----- Data extract -----
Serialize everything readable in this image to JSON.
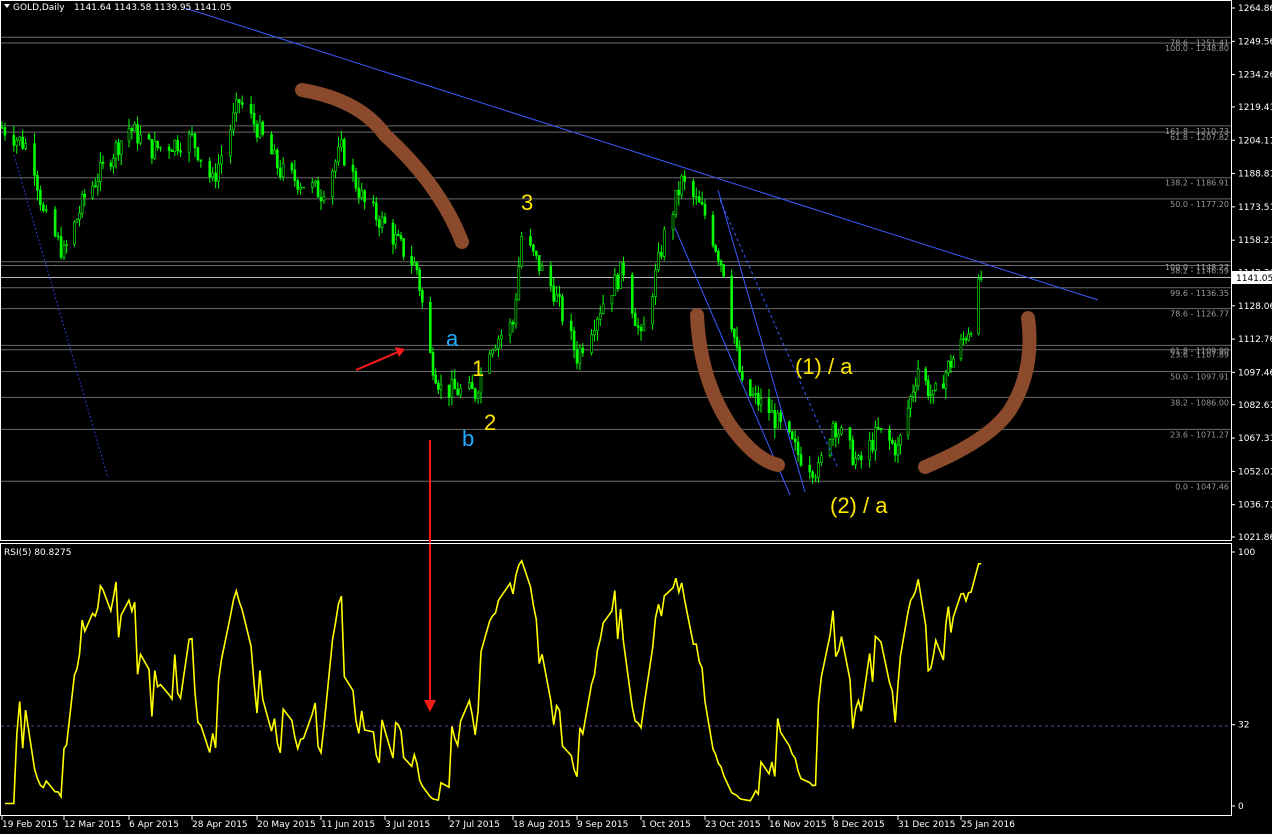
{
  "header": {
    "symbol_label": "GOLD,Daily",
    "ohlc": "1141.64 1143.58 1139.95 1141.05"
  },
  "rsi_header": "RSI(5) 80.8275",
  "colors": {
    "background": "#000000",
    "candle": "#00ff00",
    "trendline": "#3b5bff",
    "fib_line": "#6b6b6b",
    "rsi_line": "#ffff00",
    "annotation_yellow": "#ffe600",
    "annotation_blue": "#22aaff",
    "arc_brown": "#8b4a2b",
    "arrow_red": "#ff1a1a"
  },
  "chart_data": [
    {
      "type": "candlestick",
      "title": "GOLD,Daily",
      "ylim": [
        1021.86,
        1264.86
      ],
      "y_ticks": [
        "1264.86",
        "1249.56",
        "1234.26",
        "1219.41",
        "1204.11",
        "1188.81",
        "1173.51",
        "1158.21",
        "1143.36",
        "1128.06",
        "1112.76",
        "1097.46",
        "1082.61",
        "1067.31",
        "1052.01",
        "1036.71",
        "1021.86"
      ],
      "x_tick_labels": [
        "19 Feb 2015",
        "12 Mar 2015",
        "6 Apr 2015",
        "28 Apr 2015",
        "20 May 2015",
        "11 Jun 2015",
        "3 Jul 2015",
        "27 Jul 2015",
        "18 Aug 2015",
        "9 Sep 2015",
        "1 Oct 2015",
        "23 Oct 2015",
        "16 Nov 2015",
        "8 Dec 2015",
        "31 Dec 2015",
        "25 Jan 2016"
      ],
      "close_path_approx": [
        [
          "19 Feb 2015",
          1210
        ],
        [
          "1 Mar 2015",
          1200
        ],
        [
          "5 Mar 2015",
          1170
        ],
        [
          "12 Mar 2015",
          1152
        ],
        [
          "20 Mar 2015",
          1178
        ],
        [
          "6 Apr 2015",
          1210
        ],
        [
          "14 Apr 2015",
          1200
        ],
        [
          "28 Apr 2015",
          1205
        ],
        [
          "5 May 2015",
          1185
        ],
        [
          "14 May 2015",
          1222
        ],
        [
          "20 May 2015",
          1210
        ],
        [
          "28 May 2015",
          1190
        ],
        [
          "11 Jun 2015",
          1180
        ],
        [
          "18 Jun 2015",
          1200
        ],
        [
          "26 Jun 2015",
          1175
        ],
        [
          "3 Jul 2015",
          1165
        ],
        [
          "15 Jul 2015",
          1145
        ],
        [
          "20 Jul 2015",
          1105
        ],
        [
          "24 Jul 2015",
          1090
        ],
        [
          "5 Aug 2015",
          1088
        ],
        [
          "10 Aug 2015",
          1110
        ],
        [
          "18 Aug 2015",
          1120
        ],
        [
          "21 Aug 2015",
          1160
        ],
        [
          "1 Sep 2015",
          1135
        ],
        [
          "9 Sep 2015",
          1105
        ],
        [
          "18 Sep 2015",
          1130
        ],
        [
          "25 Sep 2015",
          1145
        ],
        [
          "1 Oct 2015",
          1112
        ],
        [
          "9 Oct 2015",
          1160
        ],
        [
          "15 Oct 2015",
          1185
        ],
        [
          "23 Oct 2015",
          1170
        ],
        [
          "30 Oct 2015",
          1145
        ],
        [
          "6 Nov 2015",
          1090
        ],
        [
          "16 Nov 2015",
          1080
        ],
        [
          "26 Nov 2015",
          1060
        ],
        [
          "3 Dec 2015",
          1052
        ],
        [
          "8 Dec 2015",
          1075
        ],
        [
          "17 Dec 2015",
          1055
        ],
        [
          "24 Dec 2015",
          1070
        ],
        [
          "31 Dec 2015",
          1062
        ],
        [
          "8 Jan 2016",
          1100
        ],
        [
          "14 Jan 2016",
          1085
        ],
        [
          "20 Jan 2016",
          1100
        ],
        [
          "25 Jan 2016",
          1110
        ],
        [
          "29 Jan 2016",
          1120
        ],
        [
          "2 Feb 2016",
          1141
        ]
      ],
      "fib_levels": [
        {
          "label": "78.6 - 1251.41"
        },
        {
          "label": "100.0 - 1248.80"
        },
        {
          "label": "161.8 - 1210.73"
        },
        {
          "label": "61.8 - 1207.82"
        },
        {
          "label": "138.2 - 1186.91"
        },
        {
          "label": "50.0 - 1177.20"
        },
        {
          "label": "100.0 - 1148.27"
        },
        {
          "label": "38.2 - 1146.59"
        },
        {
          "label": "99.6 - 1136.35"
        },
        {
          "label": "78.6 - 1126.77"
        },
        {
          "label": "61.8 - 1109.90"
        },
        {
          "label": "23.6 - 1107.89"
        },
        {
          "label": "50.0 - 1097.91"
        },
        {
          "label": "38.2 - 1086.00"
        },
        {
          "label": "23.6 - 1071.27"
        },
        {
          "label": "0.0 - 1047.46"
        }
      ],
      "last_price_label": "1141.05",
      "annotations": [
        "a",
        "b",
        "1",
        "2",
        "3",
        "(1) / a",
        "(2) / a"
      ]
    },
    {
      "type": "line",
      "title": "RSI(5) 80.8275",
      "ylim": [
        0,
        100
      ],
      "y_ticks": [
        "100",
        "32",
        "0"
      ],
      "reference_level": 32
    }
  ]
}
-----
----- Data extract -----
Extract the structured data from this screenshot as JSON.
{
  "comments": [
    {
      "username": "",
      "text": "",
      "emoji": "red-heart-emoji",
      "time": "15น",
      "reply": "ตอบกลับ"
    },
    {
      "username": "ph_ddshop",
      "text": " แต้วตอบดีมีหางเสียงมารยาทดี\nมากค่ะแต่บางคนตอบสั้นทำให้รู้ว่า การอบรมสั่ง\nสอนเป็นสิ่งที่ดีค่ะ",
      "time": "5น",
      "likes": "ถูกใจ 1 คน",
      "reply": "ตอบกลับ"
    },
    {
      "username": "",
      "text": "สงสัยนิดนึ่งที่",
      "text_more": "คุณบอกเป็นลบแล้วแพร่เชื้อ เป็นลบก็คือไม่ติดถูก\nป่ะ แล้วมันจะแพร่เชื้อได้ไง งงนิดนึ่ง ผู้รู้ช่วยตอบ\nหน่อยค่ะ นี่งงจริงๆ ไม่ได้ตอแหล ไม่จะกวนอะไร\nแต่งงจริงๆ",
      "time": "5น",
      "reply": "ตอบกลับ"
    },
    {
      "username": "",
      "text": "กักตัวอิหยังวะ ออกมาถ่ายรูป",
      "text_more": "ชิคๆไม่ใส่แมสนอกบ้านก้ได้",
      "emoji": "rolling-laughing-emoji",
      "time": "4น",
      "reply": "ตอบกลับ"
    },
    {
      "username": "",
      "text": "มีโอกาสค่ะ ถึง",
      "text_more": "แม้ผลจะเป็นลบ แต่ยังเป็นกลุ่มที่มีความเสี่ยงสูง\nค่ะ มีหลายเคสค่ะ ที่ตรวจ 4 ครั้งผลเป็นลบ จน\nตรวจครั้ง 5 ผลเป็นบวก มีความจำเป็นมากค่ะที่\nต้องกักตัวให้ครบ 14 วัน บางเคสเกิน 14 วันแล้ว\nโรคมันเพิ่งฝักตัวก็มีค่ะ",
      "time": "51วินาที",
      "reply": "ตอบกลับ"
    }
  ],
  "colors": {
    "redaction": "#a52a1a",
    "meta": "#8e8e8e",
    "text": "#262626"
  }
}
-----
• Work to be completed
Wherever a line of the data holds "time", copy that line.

• Your solution
      "time": "15น",
      "time": "5น",
      "time": "5น",
      "time": "4น",
      "time": "51วินาที",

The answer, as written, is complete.